## What is being asked
A single figure is the whole answer: the number of lines in the records that contain "tattoos".
=======
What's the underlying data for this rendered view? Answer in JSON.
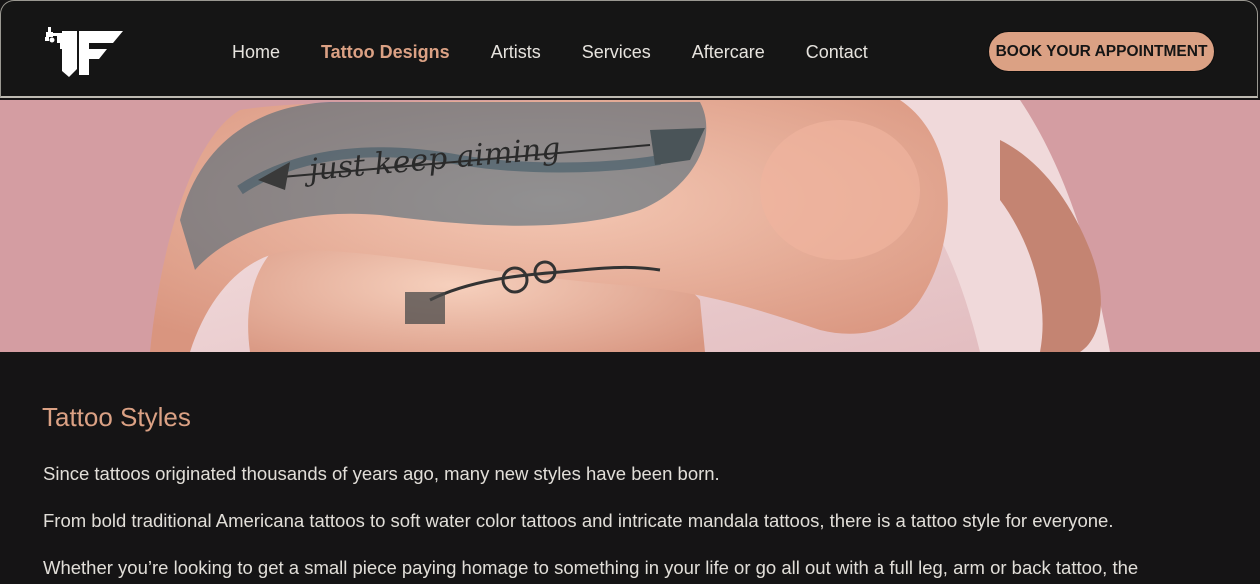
{
  "nav": {
    "logo_name": "tattoo-studio-logo",
    "links": [
      {
        "label": "Home",
        "active": false
      },
      {
        "label": "Tattoo Designs",
        "active": true
      },
      {
        "label": "Artists",
        "active": false
      },
      {
        "label": "Services",
        "active": false
      },
      {
        "label": "Aftercare",
        "active": false
      },
      {
        "label": "Contact",
        "active": false
      }
    ],
    "cta_label": "BOOK YOUR APPOINTMENT"
  },
  "hero": {
    "tattoo_script": "just keep aiming"
  },
  "content": {
    "title": "Tattoo Styles",
    "paragraphs": [
      "Since tattoos originated thousands of years ago, many new styles have been born.",
      "From bold traditional Americana tattoos to soft water color tattoos and intricate mandala tattoos, there is a tattoo style for everyone.",
      "Whether you’re looking to get a small piece paying homage to something in your life or go all out with a full leg, arm or back tattoo, the"
    ]
  },
  "colors": {
    "accent": "#dba184",
    "background": "#151415",
    "hero_bg": "#d49da2",
    "text": "#e1ded8"
  }
}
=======
## Finished exercise
2